> _Work to complete_
All records that follow are to be output exactly.

Page and application data records
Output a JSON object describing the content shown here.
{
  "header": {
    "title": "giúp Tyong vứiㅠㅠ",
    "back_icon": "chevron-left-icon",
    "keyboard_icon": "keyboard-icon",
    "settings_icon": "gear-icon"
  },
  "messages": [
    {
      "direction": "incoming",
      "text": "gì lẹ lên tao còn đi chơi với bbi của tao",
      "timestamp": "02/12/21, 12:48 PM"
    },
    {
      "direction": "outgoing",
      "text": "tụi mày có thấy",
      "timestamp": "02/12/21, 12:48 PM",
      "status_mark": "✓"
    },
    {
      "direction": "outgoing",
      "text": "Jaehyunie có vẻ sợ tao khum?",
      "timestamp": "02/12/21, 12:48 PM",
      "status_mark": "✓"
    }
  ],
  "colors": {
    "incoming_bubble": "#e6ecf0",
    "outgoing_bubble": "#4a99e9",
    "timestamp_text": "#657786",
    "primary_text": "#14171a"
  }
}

> _Exercise solution_
Output a JSON object describing the content shown here.
{
  "header": {
    "title": "giúp Tyong vứiㅠㅠ",
    "back_icon": "chevron-left-icon",
    "keyboard_icon": "keyboard-icon",
    "settings_icon": "gear-icon"
  },
  "messages": [
    {
      "direction": "incoming",
      "text": "gì lẹ lên tao còn đi chơi với bbi của tao",
      "timestamp": "02/12/21, 12:48 PM"
    },
    {
      "direction": "outgoing",
      "text": "tụi mày có thấy",
      "timestamp": "02/12/21, 12:48 PM",
      "status_mark": "✓"
    },
    {
      "direction": "outgoing",
      "text": "Jaehyunie có vẻ sợ tao khum?",
      "timestamp": "02/12/21, 12:48 PM",
      "status_mark": "✓"
    }
  ],
  "colors": {
    "incoming_bubble": "#e6ecf0",
    "outgoing_bubble": "#4a99e9",
    "timestamp_text": "#657786",
    "primary_text": "#14171a"
  }
}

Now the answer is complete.